His reaction to the last conversation has made me hesitant to bring it up again. First, I’m afraid that confronting him about the frequency will only make the problem worse, make him feel like he has to do it more often. Quite frankly I’d rather not have sex at all, if it’s going to feel like a task that has to get checked off for the month before moving on to something else. Second, I’m afraid that he might reveal that he doesn’t love me or want to be with me anymore, and I don’t know if I’m willing to sacrifice an otherwise wonderful relationship and marriage for the sake of my physical wants. Do you have any advice for how I might broach this subject without making things worse? And how can I approach the conversation in a way that will get honest answers (even though they may be hard to hear)?
Dear Contractually Obligated,
It seems like he’s very sensitive about this issue, which could mean any number of things for him. For example, maybe he’s feeling diminished desire and is ashamed of that. Failing to meet the general expectations people have of men to be walking erections can make one feel pretty inadequate. That’s just one of any number of things that could be causing this. It, like many of these things, does not necessarily have to do with his feelings for you. Keeping things in the realm of “I” and not “you” is important for framing, yes, but don’t lean so hard on the “I” that you’re taking something personal that potentially isn’t.

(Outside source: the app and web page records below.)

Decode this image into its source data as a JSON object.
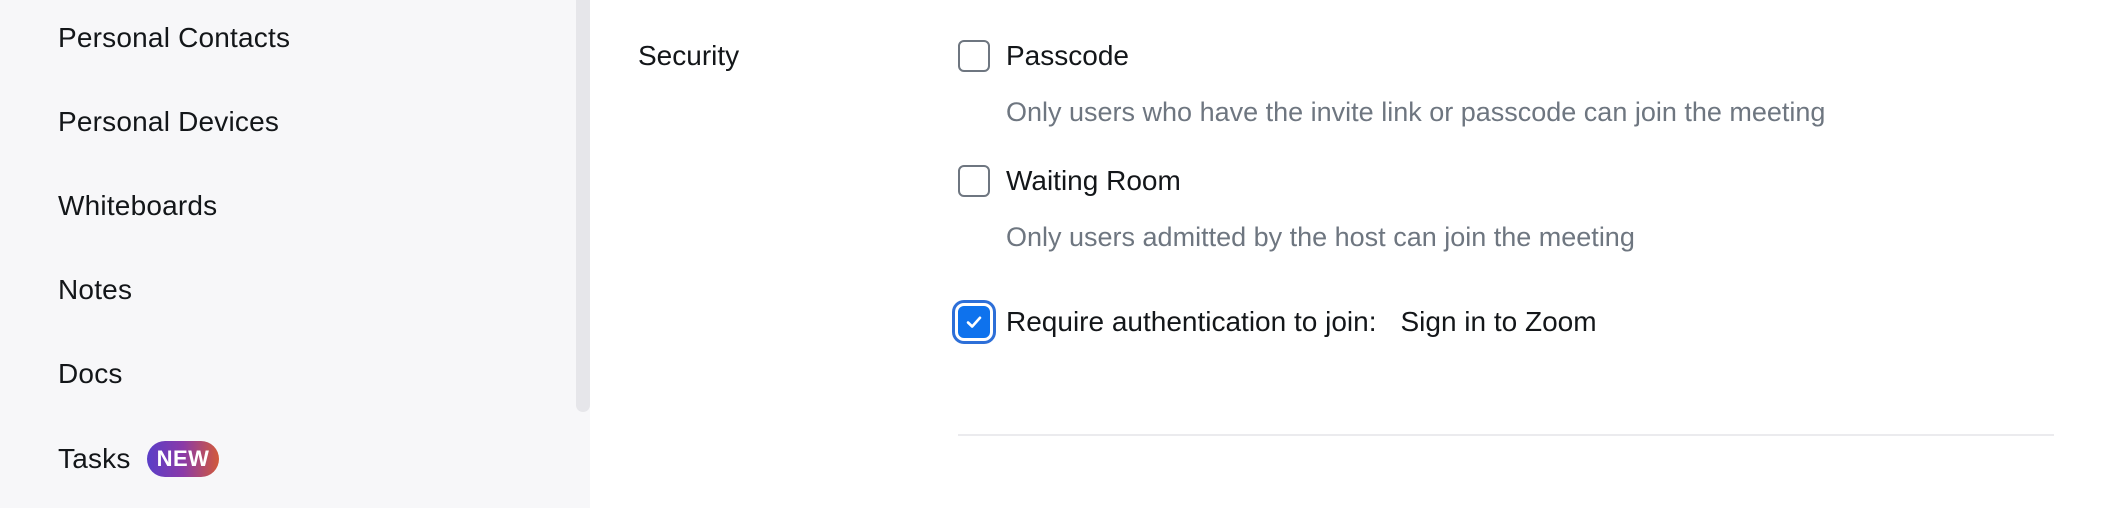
{
  "sidebar": {
    "items": [
      {
        "label": "Personal Contacts"
      },
      {
        "label": "Personal Devices"
      },
      {
        "label": "Whiteboards"
      },
      {
        "label": "Notes"
      },
      {
        "label": "Docs"
      },
      {
        "label": "Tasks",
        "badge": "NEW"
      }
    ]
  },
  "security": {
    "section_label": "Security",
    "options": [
      {
        "label": "Passcode",
        "checked": false,
        "description": "Only users who have the invite link or passcode can join the meeting"
      },
      {
        "label": "Waiting Room",
        "checked": false,
        "description": "Only users admitted by the host can join the meeting"
      },
      {
        "label": "Require authentication to join:",
        "checked": true,
        "value": "Sign in to Zoom"
      }
    ]
  },
  "colors": {
    "accent": "#0e72ed",
    "sidebar_bg": "#f7f7f9",
    "muted_text": "#6e7680"
  },
  "icons": {
    "checkmark": "check-icon"
  }
}
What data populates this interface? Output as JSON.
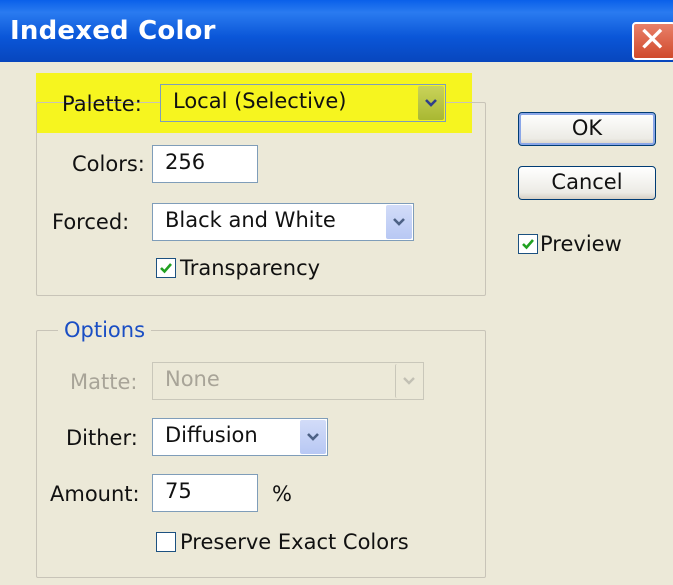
{
  "window": {
    "title": "Indexed Color"
  },
  "palette": {
    "label": "Palette:",
    "value": "Local (Selective)"
  },
  "colors": {
    "label": "Colors:",
    "value": "256"
  },
  "forced": {
    "label": "Forced:",
    "value": "Black and White"
  },
  "transparency": {
    "label": "Transparency",
    "checked": true
  },
  "options": {
    "title": "Options",
    "matte": {
      "label": "Matte:",
      "value": "None",
      "enabled": false
    },
    "dither": {
      "label": "Dither:",
      "value": "Diffusion"
    },
    "amount": {
      "label": "Amount:",
      "value": "75",
      "unit": "%"
    },
    "preserve": {
      "label": "Preserve Exact Colors",
      "checked": false
    }
  },
  "buttons": {
    "ok": "OK",
    "cancel": "Cancel"
  },
  "preview": {
    "label": "Preview",
    "checked": true
  },
  "colors_theme": {
    "highlight": "#f6f51f",
    "title_bar": "#0a56d8",
    "close_button": "#d04a2b",
    "group_title": "#1a4ec4"
  }
}
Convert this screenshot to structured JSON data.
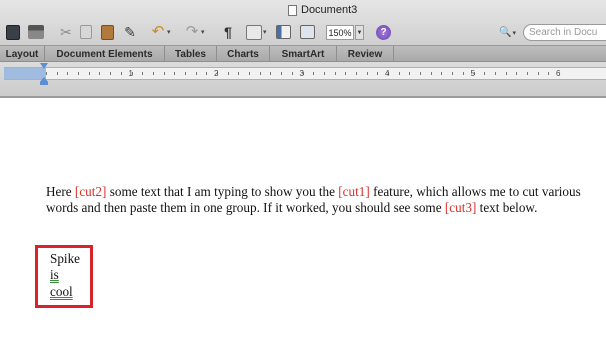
{
  "window": {
    "title": "Document3"
  },
  "toolbar": {
    "zoom_value": "150%",
    "search_placeholder": "Search in Docu",
    "icons": [
      "save-icon",
      "print-icon",
      "cut-icon",
      "copy-icon",
      "paste-icon",
      "format-painter-icon",
      "undo-icon",
      "redo-icon",
      "pilcrow-icon",
      "view-icon",
      "sidebar-icon",
      "media-browser-icon",
      "help-icon"
    ]
  },
  "ribbon": {
    "tabs": [
      "Layout",
      "Document Elements",
      "Tables",
      "Charts",
      "SmartArt",
      "Review"
    ]
  },
  "ruler": {
    "numbers": [
      "1",
      "2",
      "3",
      "4",
      "5",
      "6"
    ]
  },
  "document": {
    "para_line1_a": "Here ",
    "para_cut2": "[cut2]",
    "para_line1_b": " some text that I am typing to show you the ",
    "para_cut1": "[cut1]",
    "para_line1_c": " feature, which allows me to cut various words and then paste them in one group. If it worked, you should see some ",
    "para_cut3": "[cut3]",
    "para_line1_d": " text below.",
    "spike_lines": [
      "Spike",
      "is",
      "cool"
    ]
  },
  "colors": {
    "cut_marker": "#d8302c",
    "highlight_box": "#d9232b",
    "ruler_indent": "#5c8ed6"
  }
}
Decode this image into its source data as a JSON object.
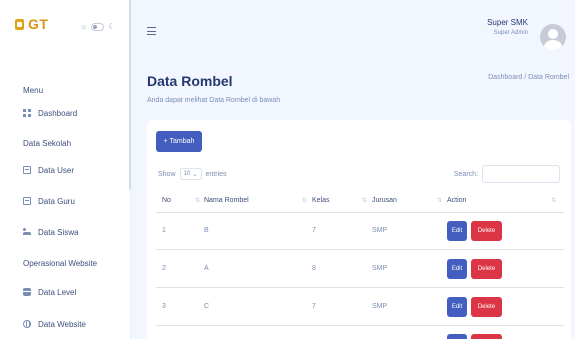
{
  "brand": {
    "text": "GT"
  },
  "theme_toggle": {
    "sun": "☼",
    "moon": "☾"
  },
  "sidebar": {
    "menu_title": "Menu",
    "dashboard": "Dashboard",
    "section_sekolah": "Data Sekolah",
    "items_sekolah": [
      "Data User",
      "Data Guru",
      "Data Siswa"
    ],
    "section_operasional": "Operasional Website",
    "items_operasional": [
      "Data Level",
      "Data Website"
    ]
  },
  "header": {
    "user_name": "Super SMK",
    "user_role": "Super Admin"
  },
  "page": {
    "title": "Data Rombel",
    "subtitle": "Anda dapat melihat Data Rombel di bawah",
    "breadcrumb": "Dashboard / Data Rombel"
  },
  "table_controls": {
    "add_label": "+ Tambah",
    "show_label": "Show",
    "entries_value": "10",
    "entries_label": "entries",
    "search_label": "Search:"
  },
  "table": {
    "columns": [
      "No",
      "Nama Rombel",
      "Kelas",
      "Jurusan",
      "Action"
    ],
    "rows": [
      [
        "1",
        "B",
        "7",
        "SMP"
      ],
      [
        "2",
        "A",
        "8",
        "SMP"
      ],
      [
        "3",
        "C",
        "7",
        "SMP"
      ]
    ],
    "edit_label": "Edit",
    "delete_label": "Delete"
  },
  "colors": {
    "primary": "#435ebe",
    "danger": "#dc3545",
    "brand": "#d99616"
  }
}
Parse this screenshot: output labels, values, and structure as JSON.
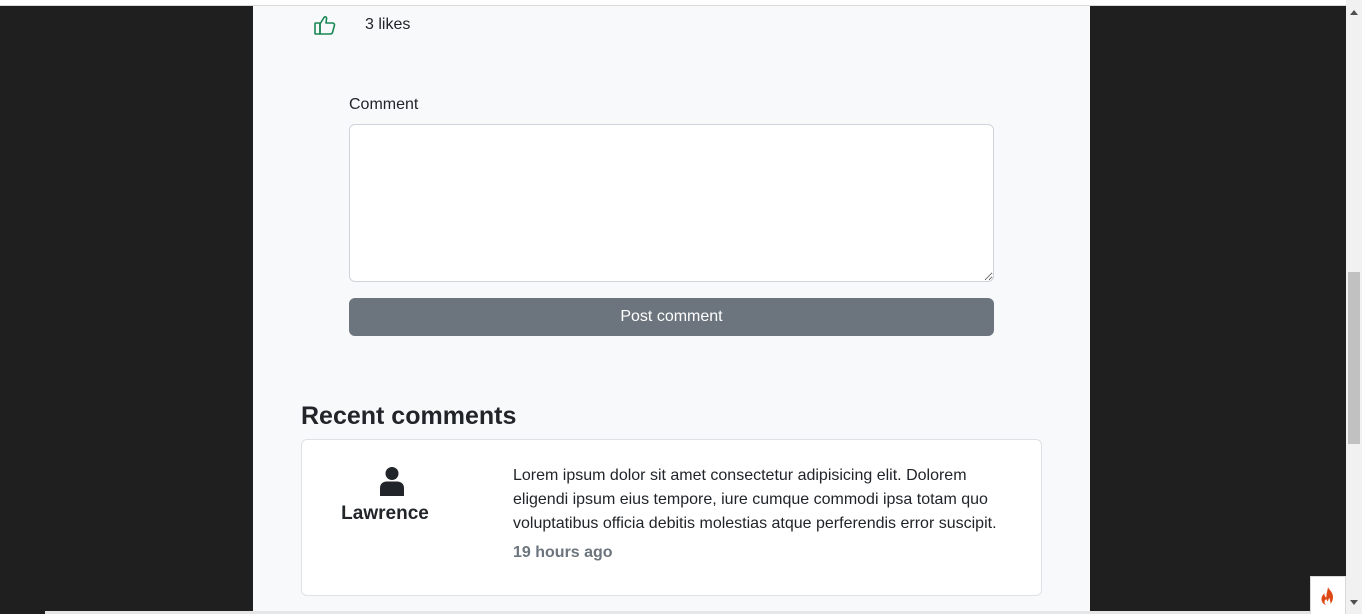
{
  "post": {
    "likes_label": "3 likes",
    "like_icon": "thumbs-up-icon",
    "like_icon_color": "#198754"
  },
  "comment_form": {
    "label": "Comment",
    "value": "",
    "placeholder": "",
    "submit_label": "Post comment",
    "submit_color": "#6c757d"
  },
  "recent_comments": {
    "heading": "Recent comments",
    "items": [
      {
        "author": "Lawrence",
        "avatar_icon": "user-icon",
        "text": "Lorem ipsum dolor sit amet consectetur adipisicing elit. Dolorem eligendi ipsum eius tempore, iure cumque commodi ipsa totam quo voluptatibus officia debitis molestias atque perferendis error suscipit.",
        "time": "19 hours ago"
      }
    ]
  },
  "toolbar_badge": {
    "icon": "flame-icon",
    "color": "#dd4814"
  }
}
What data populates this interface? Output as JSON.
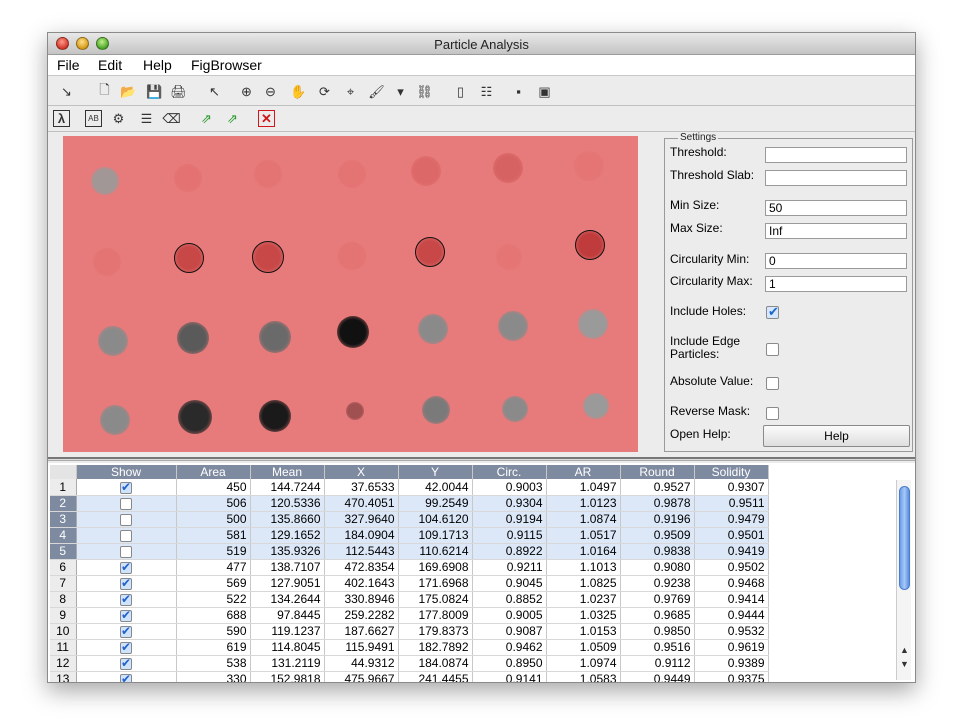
{
  "window": {
    "title": "Particle Analysis"
  },
  "menu": [
    "File",
    "Edit",
    "Help",
    "FigBrowser"
  ],
  "toolbar1": [
    {
      "icon": "dock-arrow-icon",
      "glyph": "↘"
    },
    {
      "icon": "new-file-icon",
      "glyph": "🗋"
    },
    {
      "icon": "open-folder-icon",
      "glyph": "📂"
    },
    {
      "icon": "save-icon",
      "glyph": "💾"
    },
    {
      "icon": "print-icon",
      "glyph": "🖨"
    },
    {
      "icon": "pointer-icon",
      "glyph": "↖"
    },
    {
      "icon": "zoom-in-icon",
      "glyph": "⊕"
    },
    {
      "icon": "zoom-out-icon",
      "glyph": "⊖"
    },
    {
      "icon": "pan-hand-icon",
      "glyph": "✋"
    },
    {
      "icon": "rotate-3d-icon",
      "glyph": "⟳"
    },
    {
      "icon": "data-cursor-icon",
      "glyph": "⌖"
    },
    {
      "icon": "brush-icon",
      "glyph": "🖌"
    },
    {
      "icon": "brush-dropdown-icon",
      "glyph": "▾"
    },
    {
      "icon": "link-plot-icon",
      "glyph": "⛓"
    },
    {
      "icon": "colorbar-icon",
      "glyph": "▯"
    },
    {
      "icon": "legend-icon",
      "glyph": "☷"
    },
    {
      "icon": "hide-plot-tools-icon",
      "glyph": "▪"
    },
    {
      "icon": "show-plot-tools-icon",
      "glyph": "▣"
    }
  ],
  "toolbar2": [
    {
      "icon": "lambda-icon",
      "glyph": "λ"
    },
    {
      "icon": "ab-label-icon",
      "glyph": "AB"
    },
    {
      "icon": "settings-gears-icon",
      "glyph": "⚙"
    },
    {
      "icon": "checklist-icon",
      "glyph": "☰"
    },
    {
      "icon": "eraser-icon",
      "glyph": "⌫"
    },
    {
      "icon": "export-icon",
      "glyph": "⇗"
    },
    {
      "icon": "export-color-icon",
      "glyph": "⇗"
    },
    {
      "icon": "close-red-icon",
      "glyph": "✕"
    }
  ],
  "settings": {
    "legend": "Settings",
    "threshold_label": "Threshold:",
    "threshold_value": "",
    "threshold_slab_label": "Threshold Slab:",
    "threshold_slab_value": "",
    "min_size_label": "Min Size:",
    "min_size_value": "50",
    "max_size_label": "Max Size:",
    "max_size_value": "Inf",
    "circ_min_label": "Circularity Min:",
    "circ_min_value": "0",
    "circ_max_label": "Circularity Max:",
    "circ_max_value": "1",
    "include_holes_label": "Include Holes:",
    "include_holes_checked": true,
    "include_edge_label_1": "Include Edge",
    "include_edge_label_2": "Particles:",
    "include_edge_checked": false,
    "absolute_value_label": "Absolute Value:",
    "absolute_value_checked": false,
    "reverse_mask_label": "Reverse Mask:",
    "reverse_mask_checked": false,
    "open_help_label": "Open Help:",
    "help_button": "Help"
  },
  "table": {
    "columns": [
      "Show",
      "Area",
      "Mean",
      "X",
      "Y",
      "Circ.",
      "AR",
      "Round",
      "Solidity"
    ],
    "rows": [
      {
        "n": "1",
        "show": true,
        "selected": false,
        "cells": [
          "450",
          "144.7244",
          "37.6533",
          "42.0044",
          "0.9003",
          "1.0497",
          "0.9527",
          "0.9307"
        ]
      },
      {
        "n": "2",
        "show": false,
        "selected": true,
        "cells": [
          "506",
          "120.5336",
          "470.4051",
          "99.2549",
          "0.9304",
          "1.0123",
          "0.9878",
          "0.9511"
        ]
      },
      {
        "n": "3",
        "show": false,
        "selected": true,
        "cells": [
          "500",
          "135.8660",
          "327.9640",
          "104.6120",
          "0.9194",
          "1.0874",
          "0.9196",
          "0.9479"
        ]
      },
      {
        "n": "4",
        "show": false,
        "selected": true,
        "cells": [
          "581",
          "129.1652",
          "184.0904",
          "109.1713",
          "0.9115",
          "1.0517",
          "0.9509",
          "0.9501"
        ]
      },
      {
        "n": "5",
        "show": false,
        "selected": true,
        "cells": [
          "519",
          "135.9326",
          "112.5443",
          "110.6214",
          "0.8922",
          "1.0164",
          "0.9838",
          "0.9419"
        ]
      },
      {
        "n": "6",
        "show": true,
        "selected": false,
        "cells": [
          "477",
          "138.7107",
          "472.8354",
          "169.6908",
          "0.9211",
          "1.1013",
          "0.9080",
          "0.9502"
        ]
      },
      {
        "n": "7",
        "show": true,
        "selected": false,
        "cells": [
          "569",
          "127.9051",
          "402.1643",
          "171.6968",
          "0.9045",
          "1.0825",
          "0.9238",
          "0.9468"
        ]
      },
      {
        "n": "8",
        "show": true,
        "selected": false,
        "cells": [
          "522",
          "134.2644",
          "330.8946",
          "175.0824",
          "0.8852",
          "1.0237",
          "0.9769",
          "0.9414"
        ]
      },
      {
        "n": "9",
        "show": true,
        "selected": false,
        "cells": [
          "688",
          "97.8445",
          "259.2282",
          "177.8009",
          "0.9005",
          "1.0325",
          "0.9685",
          "0.9444"
        ]
      },
      {
        "n": "10",
        "show": true,
        "selected": false,
        "cells": [
          "590",
          "119.1237",
          "187.6627",
          "179.8373",
          "0.9087",
          "1.0153",
          "0.9850",
          "0.9532"
        ]
      },
      {
        "n": "11",
        "show": true,
        "selected": false,
        "cells": [
          "619",
          "114.8045",
          "115.9491",
          "182.7892",
          "0.9462",
          "1.0509",
          "0.9516",
          "0.9619"
        ]
      },
      {
        "n": "12",
        "show": true,
        "selected": false,
        "cells": [
          "538",
          "131.2119",
          "44.9312",
          "184.0874",
          "0.8950",
          "1.0974",
          "0.9112",
          "0.9389"
        ]
      },
      {
        "n": "13",
        "show": true,
        "selected": false,
        "cells": [
          "330",
          "152.9818",
          "475.9667",
          "241.4455",
          "0.9141",
          "1.0583",
          "0.9449",
          "0.9375"
        ]
      }
    ]
  },
  "colors": {
    "image_background": "#e77a7a",
    "header_bg": "#7e8aa0",
    "selection_bg": "#dce8f8"
  }
}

Your previous conversation was well-intentioned, but I suspect he’s too sensitive about this to have received you rationally. You inquired, yes, but you did so in a way that made things about you in terms of your shortcomings and your potential to improve the situation. Focus on him next time. Think of the process at a chipping away to uncover the issue. Start by asking questions: What does he think of your sex life? Is he satisfied? Interested? If you make headway, ask what thinks someone in your position should do? Assure him that you’re willing to work with him and that you’re open to couples counseling, if in fact you are.
I understand your fear of such a conversation revealing an insurmountable rift, but wouldn’t awareness of that be better sooner than later? How strong is your relationship if the Band-Aid of avoidance is holding together a gash that will never actually close up? Do you think it’s better to stay in a relationship that will never deliver what you’re looking for, or have the opportunity to seek satisfaction elsewhere via a better-suited partner? Potentially life-altering conversations are naturally uncomfortable, but comfort can be an anesthetic. This one might have to hurt in order to heal.
There is, naturally, the option of allowing your sex life with him to remain what it is, while opening up the relationship, but that requires way more communication on the topic than you’re currently engaging in. See if you can make any headway with your probe, and keep that one in your back pocket. It’s only after he opens up that you can even consider being open.
More How to Do It
For the first time in my life, I am dating a person who is very overweight—clinically speaking, I think a doctor would probably call him obese. While I am very attracted to him and enjoy touching him and being with him sexually, I wouldn’t say I am attracted to how his body looks. I don’t think this is a problem for me—if it feels good and I want to do it, I’m set. However, since he is insecure about his weight and has received a lot of negative judgment from past partners, he frequently asks me for affirmation about his body. For instance, he’ll ask if I like different parts of his body, or if I think they’re sexy. I think he’s sexy as a full human, so I just answer yes to these questions and tell him he’s gorgeous. That’s the right thing to do, right?